April 21, 2016
Prosecutorial Discretion and the Immigration Debate
DAPA, Harry Litman, immigration
by Harry Litman, former United States Attorney for the Western District of Pennsylvania, lawyer, and visiting professor at the School of Global Policy and Strategy at UC San Diego.
The case for DAPA, the contested immigration program that provides for not deporting certain aliens who are parents of U.S. citizens or of lawful permanent residents, comes down to two undisputed numbers: 11 million and 400,000.
The first is the estimated number of illegal aliens in the United States. The second is the approximate number of persons who can conceivably be deported every year given the resources Congress allocates to the detention and removal of undocumented aliens.
Given those hard numbers, it is no secret, and Congress plainly intends when it allocates funds, that DHS must exercise broad and deep discretion in determining which aliens are eligible for deportation in the first place. It is therefore no surprise that the oral argument in the case, which took place on Monday, featured extensive back-and-forth about the role of discretion in immigration law enforcement.
In fact, the need for such broad choices is a pervasive feature of federal law enforcement in general, not just in the immigration area. With the resources that they are allocated, federal authorities can prosecute only a very small fraction of the people who break federal. So they make choices – not just case-by-case by categories, set out in advance of the prosecution decision.
I am a former United States Attorney and before that an Assistant United States Attorney, or line prosecutor. In the office I headed, and every office I worked in, there were published prosecutorial guidelines that made very deep, threshold cuts among potential offenders.
For example, such guidelines specify that offenders with less than a certain amount of drugs (the amount will vary by drug), or whose fraud occasioned less than a certain amount of loss, will generally not be prosecuted in that district. (Individual exceptions are possible for particularly dangerous offenders, as indeed they are in the case of the DAPA program, whose beneficiaries remain subject to removal at any time.)
Such guidelines attempt to cull out from among an unworkably large group of potential defendants those people whose prosecution best furthers the goals of the law. Limiting enforcement activities to the small fraction of the most serious offenders is a routine and necessary feature of federal law enforcement.
DAPA is no different. Given the reality that in any given year, more than 95 percent of the undocumented population will not be removed, DAPA instructs enforcement officials generally not to train their sights on certain aliens who have lived in the United States for at least five years and either came here as children or already have children who are U.S. citizens or permanent residents.
Nor is there anything unusual in the Obama Administration’s making policy determinations when it sets enforcement priorities. That is a routine – and again necessary – feature of each Administration. One Department of Justice might choose to devote more resources to child pornography; the next to financial fraud. Given limited resources, each of those choices represents a decision to forgo prosecution in another class of cases within the vast majority of potential offenders who can never be prosecuted.

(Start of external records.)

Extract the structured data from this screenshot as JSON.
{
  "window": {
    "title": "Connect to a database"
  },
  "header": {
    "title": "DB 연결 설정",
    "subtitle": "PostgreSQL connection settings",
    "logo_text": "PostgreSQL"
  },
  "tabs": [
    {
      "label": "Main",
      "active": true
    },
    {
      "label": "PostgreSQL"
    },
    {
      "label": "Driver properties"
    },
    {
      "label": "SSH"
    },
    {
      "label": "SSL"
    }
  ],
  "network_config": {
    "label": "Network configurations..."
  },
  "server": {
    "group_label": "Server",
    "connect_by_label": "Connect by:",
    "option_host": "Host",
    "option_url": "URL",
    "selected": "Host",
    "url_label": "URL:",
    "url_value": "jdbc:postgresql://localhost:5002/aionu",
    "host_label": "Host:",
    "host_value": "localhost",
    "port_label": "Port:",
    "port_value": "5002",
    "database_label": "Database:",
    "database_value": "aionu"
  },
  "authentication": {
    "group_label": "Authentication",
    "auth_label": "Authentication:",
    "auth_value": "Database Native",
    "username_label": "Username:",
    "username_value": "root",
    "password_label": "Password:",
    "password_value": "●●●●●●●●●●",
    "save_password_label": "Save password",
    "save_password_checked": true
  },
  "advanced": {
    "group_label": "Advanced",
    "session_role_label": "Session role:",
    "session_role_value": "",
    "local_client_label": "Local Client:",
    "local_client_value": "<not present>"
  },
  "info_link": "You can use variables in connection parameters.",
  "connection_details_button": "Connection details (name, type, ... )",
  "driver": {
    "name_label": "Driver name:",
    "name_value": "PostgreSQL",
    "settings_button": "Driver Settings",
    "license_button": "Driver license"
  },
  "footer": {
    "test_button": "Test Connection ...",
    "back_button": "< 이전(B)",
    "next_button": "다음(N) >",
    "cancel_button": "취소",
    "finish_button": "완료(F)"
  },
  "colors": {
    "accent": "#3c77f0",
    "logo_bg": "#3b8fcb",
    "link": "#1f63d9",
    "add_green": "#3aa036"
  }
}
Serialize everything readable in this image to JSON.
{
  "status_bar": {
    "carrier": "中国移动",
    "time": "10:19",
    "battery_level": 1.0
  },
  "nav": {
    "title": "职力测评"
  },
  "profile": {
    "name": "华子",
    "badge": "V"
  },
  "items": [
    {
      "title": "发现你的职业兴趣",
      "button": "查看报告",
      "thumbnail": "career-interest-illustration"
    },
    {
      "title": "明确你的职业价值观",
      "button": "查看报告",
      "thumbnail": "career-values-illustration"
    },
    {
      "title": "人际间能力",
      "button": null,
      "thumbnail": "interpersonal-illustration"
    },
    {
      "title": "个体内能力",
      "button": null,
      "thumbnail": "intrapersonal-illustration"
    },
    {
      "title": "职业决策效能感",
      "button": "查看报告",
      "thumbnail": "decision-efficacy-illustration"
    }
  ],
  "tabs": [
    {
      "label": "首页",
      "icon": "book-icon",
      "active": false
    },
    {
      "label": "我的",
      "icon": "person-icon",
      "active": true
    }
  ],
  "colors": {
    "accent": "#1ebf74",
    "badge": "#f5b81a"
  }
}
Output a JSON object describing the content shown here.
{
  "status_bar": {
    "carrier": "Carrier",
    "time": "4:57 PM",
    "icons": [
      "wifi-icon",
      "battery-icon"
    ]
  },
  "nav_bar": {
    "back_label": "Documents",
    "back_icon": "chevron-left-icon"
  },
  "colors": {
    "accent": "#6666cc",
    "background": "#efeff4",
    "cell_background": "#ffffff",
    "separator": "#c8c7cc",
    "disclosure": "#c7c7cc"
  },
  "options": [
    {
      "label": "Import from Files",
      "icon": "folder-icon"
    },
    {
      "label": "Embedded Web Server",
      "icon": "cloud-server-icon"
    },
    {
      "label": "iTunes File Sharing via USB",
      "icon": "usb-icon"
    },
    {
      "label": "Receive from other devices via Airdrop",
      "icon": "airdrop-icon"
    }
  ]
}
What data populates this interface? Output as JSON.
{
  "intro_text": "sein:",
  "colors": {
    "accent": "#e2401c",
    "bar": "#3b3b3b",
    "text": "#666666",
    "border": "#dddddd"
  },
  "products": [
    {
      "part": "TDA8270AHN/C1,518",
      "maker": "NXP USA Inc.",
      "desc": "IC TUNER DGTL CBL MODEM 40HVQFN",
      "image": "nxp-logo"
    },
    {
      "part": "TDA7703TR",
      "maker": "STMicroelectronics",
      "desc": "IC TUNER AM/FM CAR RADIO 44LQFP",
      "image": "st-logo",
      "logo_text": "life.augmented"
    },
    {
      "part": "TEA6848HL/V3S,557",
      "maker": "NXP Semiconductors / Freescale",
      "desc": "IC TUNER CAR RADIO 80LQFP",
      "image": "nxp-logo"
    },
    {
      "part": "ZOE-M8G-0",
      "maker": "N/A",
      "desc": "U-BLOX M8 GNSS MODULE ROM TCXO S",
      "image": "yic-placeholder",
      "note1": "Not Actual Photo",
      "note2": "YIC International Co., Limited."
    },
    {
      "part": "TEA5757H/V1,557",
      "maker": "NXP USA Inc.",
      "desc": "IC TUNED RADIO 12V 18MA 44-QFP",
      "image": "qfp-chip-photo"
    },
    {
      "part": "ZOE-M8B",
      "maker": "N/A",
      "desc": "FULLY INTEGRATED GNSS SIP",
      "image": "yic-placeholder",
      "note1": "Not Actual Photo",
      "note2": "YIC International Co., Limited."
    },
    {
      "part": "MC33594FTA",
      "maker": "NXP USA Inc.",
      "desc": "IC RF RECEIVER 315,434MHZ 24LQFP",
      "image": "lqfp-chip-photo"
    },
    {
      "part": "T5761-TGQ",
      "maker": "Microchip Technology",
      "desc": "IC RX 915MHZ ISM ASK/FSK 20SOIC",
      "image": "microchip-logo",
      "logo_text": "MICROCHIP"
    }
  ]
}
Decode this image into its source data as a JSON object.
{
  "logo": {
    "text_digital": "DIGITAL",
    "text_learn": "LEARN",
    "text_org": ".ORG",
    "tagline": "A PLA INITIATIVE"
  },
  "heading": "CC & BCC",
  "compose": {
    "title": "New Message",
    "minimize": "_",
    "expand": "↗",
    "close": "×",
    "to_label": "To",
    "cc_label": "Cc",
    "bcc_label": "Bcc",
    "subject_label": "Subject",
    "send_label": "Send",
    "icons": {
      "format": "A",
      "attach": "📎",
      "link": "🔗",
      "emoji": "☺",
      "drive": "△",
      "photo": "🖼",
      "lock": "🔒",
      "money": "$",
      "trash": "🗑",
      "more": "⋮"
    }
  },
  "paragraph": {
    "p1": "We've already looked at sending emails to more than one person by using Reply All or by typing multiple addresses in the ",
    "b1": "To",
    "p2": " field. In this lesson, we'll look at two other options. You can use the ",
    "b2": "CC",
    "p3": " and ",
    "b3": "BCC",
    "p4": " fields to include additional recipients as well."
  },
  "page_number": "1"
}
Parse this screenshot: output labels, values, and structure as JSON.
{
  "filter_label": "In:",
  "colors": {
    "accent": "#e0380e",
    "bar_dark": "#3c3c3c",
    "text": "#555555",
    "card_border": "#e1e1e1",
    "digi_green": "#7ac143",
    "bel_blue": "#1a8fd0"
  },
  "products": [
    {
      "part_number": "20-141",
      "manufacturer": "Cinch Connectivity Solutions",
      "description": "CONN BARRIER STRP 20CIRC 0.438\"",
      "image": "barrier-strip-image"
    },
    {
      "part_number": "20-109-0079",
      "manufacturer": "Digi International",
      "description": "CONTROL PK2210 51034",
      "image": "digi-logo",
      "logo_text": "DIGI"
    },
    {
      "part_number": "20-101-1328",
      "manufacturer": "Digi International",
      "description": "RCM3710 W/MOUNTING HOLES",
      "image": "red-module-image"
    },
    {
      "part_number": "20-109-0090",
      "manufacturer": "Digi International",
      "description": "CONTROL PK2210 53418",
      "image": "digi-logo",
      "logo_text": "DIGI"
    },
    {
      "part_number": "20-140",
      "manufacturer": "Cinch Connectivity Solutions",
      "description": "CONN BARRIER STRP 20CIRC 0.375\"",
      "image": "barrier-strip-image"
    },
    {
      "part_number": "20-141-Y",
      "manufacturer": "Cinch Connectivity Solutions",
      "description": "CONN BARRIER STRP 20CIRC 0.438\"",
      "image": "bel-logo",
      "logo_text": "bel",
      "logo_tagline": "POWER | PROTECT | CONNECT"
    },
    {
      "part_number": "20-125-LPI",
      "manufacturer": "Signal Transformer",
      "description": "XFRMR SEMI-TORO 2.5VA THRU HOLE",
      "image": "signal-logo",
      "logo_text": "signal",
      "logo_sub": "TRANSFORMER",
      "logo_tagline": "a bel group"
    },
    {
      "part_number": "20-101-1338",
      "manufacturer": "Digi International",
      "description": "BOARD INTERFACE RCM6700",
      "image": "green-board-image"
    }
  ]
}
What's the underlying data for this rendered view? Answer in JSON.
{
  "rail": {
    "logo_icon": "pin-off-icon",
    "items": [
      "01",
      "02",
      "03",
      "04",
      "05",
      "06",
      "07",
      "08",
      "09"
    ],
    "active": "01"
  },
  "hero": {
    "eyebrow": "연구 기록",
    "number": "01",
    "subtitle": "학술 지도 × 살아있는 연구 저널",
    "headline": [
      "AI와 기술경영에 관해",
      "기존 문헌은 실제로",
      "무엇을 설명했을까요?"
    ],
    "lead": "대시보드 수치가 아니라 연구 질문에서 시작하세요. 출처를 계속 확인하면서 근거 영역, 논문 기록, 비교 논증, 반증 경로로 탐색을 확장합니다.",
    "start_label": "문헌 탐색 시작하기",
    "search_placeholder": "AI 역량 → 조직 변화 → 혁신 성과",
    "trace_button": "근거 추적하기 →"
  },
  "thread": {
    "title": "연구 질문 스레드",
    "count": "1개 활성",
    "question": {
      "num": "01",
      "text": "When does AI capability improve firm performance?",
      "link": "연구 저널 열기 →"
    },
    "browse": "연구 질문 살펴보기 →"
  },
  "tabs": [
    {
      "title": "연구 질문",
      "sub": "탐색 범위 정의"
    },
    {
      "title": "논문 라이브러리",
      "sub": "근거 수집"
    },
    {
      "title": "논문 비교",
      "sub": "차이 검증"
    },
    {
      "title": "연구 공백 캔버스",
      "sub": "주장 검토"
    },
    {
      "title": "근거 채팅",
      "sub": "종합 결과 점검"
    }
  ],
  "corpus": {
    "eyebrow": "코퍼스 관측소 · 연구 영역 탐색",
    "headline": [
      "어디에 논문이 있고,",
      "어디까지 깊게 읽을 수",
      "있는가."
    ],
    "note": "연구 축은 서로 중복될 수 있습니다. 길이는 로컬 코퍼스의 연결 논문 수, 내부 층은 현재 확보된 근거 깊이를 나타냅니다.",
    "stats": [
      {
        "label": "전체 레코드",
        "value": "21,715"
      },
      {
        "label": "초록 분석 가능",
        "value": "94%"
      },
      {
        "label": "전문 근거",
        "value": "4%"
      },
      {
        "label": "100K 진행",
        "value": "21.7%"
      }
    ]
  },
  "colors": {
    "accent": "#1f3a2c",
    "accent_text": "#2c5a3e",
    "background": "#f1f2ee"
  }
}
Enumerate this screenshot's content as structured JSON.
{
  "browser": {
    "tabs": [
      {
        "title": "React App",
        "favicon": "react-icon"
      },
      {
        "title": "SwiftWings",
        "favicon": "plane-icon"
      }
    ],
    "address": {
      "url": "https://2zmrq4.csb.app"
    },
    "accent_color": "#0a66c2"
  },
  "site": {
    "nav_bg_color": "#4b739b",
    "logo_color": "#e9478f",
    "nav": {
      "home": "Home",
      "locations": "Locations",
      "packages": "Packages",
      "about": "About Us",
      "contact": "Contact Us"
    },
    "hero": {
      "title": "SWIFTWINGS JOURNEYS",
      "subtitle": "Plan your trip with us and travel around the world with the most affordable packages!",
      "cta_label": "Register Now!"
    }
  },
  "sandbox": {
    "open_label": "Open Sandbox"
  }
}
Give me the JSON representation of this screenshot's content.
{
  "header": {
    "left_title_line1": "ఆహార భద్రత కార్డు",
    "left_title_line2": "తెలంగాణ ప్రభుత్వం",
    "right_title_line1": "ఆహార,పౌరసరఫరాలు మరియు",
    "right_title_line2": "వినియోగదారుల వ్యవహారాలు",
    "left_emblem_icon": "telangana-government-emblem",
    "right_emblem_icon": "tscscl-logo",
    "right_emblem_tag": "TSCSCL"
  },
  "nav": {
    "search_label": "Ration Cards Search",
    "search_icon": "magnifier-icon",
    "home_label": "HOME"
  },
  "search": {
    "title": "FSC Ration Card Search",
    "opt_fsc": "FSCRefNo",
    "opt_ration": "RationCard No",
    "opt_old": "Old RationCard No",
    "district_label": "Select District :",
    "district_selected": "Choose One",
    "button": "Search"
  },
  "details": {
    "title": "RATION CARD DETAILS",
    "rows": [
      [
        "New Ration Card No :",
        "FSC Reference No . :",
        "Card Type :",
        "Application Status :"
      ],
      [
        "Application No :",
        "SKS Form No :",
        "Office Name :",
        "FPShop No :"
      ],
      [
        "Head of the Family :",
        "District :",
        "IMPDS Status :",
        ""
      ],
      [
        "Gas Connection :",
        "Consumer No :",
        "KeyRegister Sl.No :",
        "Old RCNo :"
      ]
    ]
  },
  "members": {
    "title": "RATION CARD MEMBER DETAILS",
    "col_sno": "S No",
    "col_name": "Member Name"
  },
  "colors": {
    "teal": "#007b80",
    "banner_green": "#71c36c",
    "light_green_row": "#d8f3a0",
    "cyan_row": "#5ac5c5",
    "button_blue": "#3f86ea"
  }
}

To be sure, as critics of DAPA have argued, such priorities can be established for illegitimate reasons, for example in return for a bribe. But that is no argument against broad distinctions based on legitimate criteria. And in that regard, the factor of close family relationship to a U.S. lawful resident is a sensible point of distinction, as well as one that is already recognized in the immigration law as a legitimate basis for exercising prosecutorial discretion. As Justice Kennedy already has written for the Court, "Discretion in the enforcement of immigration law embraces immediate human concerns. Unauthorized workers trying to support their families, for example, likely pose less danger than alien smugglers or aliens who commit a serious crime."
Critics also suggest that prosecutorial discretion requires individual determination with respect to particular offenders rather than designation of group criteria such as DAPA’s identification of a class of undocumented aliens.
The suggestion is at odds with the facts, since all agencies exercise their discretion across groups of potential offenders, nor could it feasibly be otherwise.
But even if it could work that way, there is no good reason that it should. If policy choices are to be made in law enforcement, as is unavoidable, better they be made consistently and according to criteria that can be carefully deliberated and subject to political accountability. If discretion is simply a matter for line prosecutors to exercise as they see fit on a case-by-case basis, the inevitable result will be inconsistent arbitrary results that will be shielded from public view and hence debate.
DAPA itself is the subject of political debate in the current presidential election, with some candidates decrying the policy choice the Administration has made. That is as it should be. What DAPA isn’t, however, is an unusual exercise of prosecutorial discretion. It is rather the kind of determination that a federal agency faced with vast pools of potential defendants and sharply limited resources cannot sensibly avoid.